I’m not going to mention any names, but there’s a town in San Diego County that just did an incredibly stupid thing. Towns do stupid things all the time, of course, but for sheer obliviousness this one really stands out. Some time back a developer with a plan for developing a blighted property in the middle of this town began construction on his community-friendly, mixed-use, LEED-blessed, low carb, high fiber building.
Part of the plan was an underground parking garage that would keep quite a few cars off the street. After he had excavated about 30 feet down he hit ground water. Turns out there’s a perched water table under most of the town and under much of the neighboring town as well. It’s been there forever and has caused problems all over the area ever since people began building things there. Water leaks out of the cliffs and causes them to collapse. Water undermines buildings. Water fills basements. Water deteriorates pavement.
Still, the water, for all the problems it creates, is fresh and clean, as testing proved when the developer first hatched his Bright Idea.

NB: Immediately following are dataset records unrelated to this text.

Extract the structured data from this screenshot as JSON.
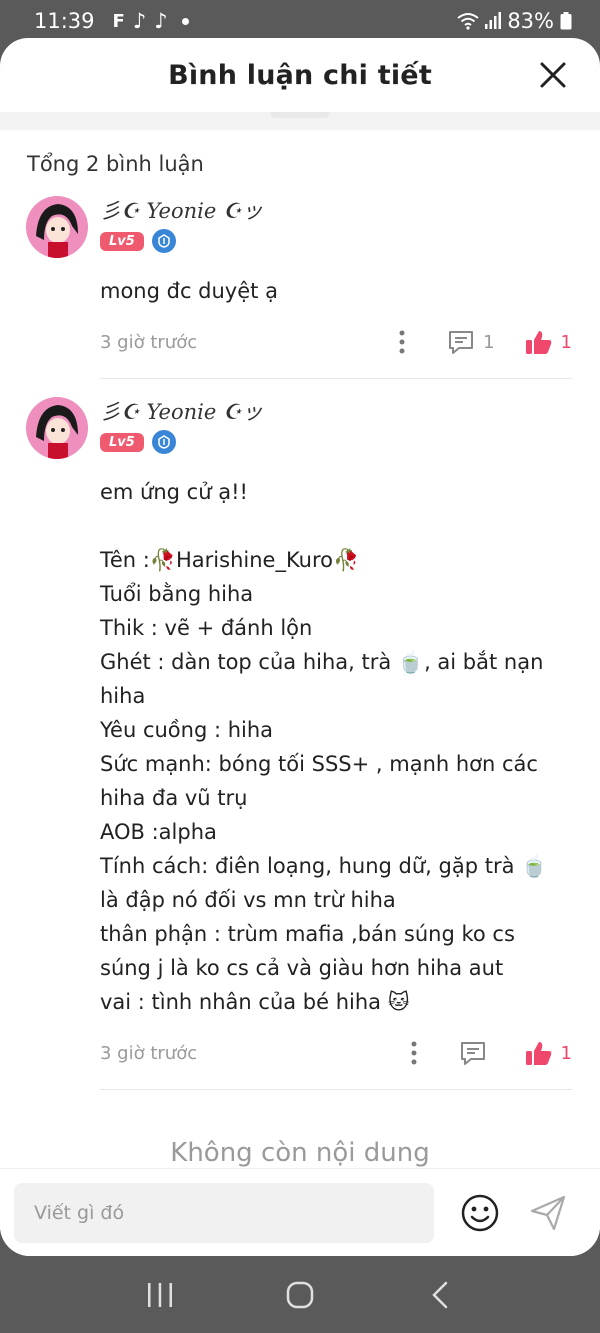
{
  "status_bar": {
    "time": "11:39",
    "battery": "83%",
    "icons": [
      "facebook-icon",
      "tiktok-icon",
      "tiktok-icon",
      "wifi-icon",
      "signal-icon",
      "battery-icon"
    ]
  },
  "sheet": {
    "title": "Bình luận chi tiết",
    "total_label": "Tổng 2 bình luận",
    "end_label": "Không còn nội dung"
  },
  "comments": [
    {
      "username": "彡☪ Yeonie ☪ッ",
      "level": "Lv5",
      "text": "mong đc duyệt ạ",
      "time": "3 giờ trước",
      "reply_count": "1",
      "like_count": "1"
    },
    {
      "username": "彡☪ Yeonie ☪ッ",
      "level": "Lv5",
      "text": "em ứng cử ạ!!\n\nTên :🥀Harishine_Kuro🥀\nTuổi bằng hiha\nThik : vẽ + đánh lộn\nGhét : dàn top của hiha, trà 🍵, ai bắt nạn hiha\nYêu cuồng : hiha\nSức mạnh: bóng tối SSS+ , mạnh hơn các hiha đa vũ trụ\nAOB :alpha\nTính cách: điên loạng, hung dữ, gặp trà 🍵 là đập nó đối vs mn trừ hiha\nthân phận : trùm mafia ,bán súng ko cs súng j là ko cs cả và giàu hơn hiha aut\nvai : tình nhân của bé hiha 🐱",
      "time": "3 giờ trước",
      "reply_count": "",
      "like_count": "1"
    }
  ],
  "composer": {
    "placeholder": "Viết gì đó"
  },
  "colors": {
    "accent": "#f0476d",
    "level_badge": "#f05a6e",
    "muted": "#9a9a9a"
  }
}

The Bright Idea was to incorporate a cistern into the building and start using the water for flushing toilets, watering the landscaping, and other uses. He figured everybody would win with this approach: he’d have a ready supply of fresh, local, wholesome water for his needs, two communities would have a long-standing problem mitigated at no cost to the taxpayers, and neighboring property owners wouldn’t have to worry about their buildings collapsing into sinkholes. Oh, and the area is under a Level Two Drought Alert with up to 20 percent mandatory conservation, so it’s not like they can’t use the water.

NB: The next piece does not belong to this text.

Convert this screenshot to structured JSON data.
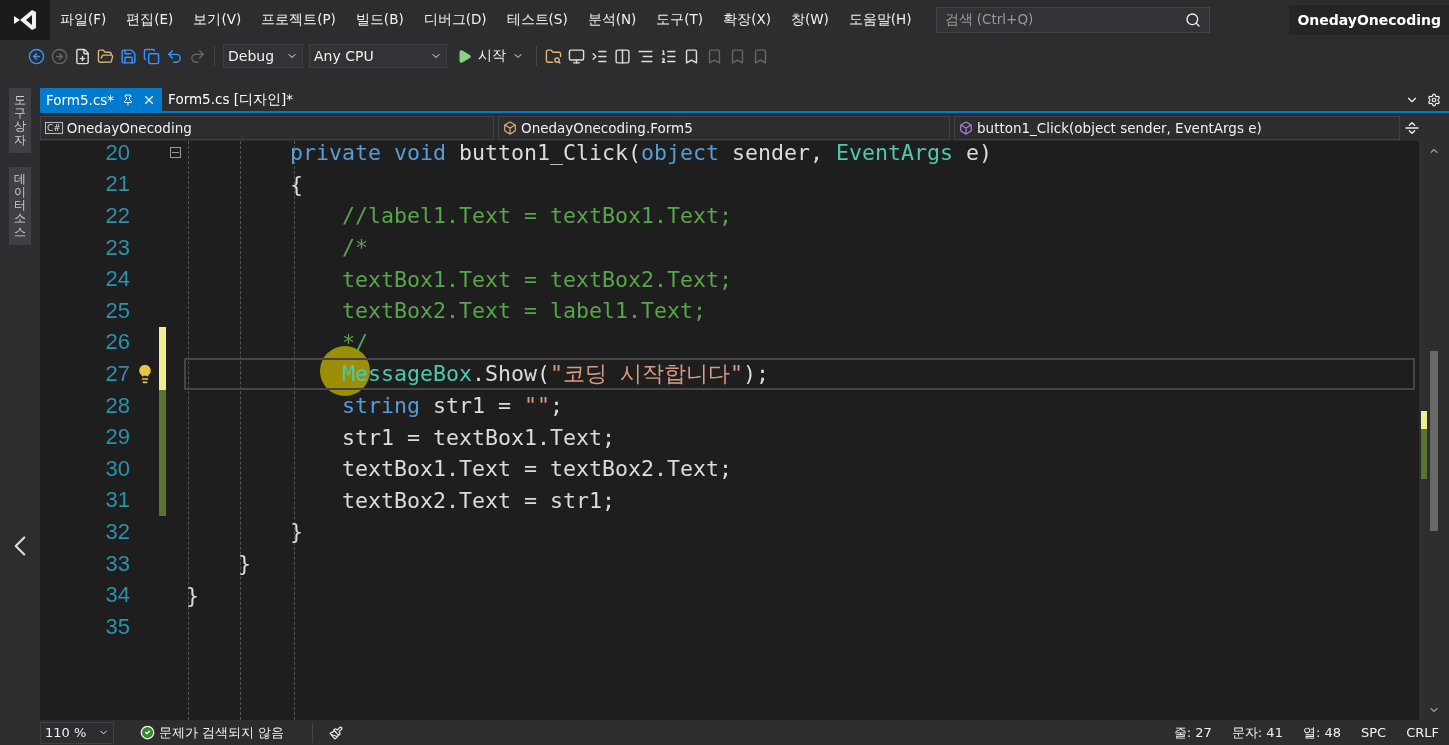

Mr. Developer went to the City with his Bright Idea and they wiped the smile off his face in a hurry. “Sorry,” they said, “there’s no place on our forms for that kind of thing. You’re going to have to forget it. Oh, and you had better figure out someplace to get rid of all that water you’re going to have to pump out of your parking garage.” Long story short, he sucked over 26 acre feet of water out of the ground and spilled it, with the blessing of the City, onto a local beach. He’s still pumping and dumping water today, and will be for the life of the building. In the midst of a drought, with water in short supply, in a community that gets a little over 10 inches of rain in an average year and has had recent annual rainfall as low as under 3 inches, in a community that is suffering with no end in sight, the authorities chose to insist on throwing away water. No doubt there are other city officials in the same building who are working day and night to encourage citizens to conserve water. Go figure.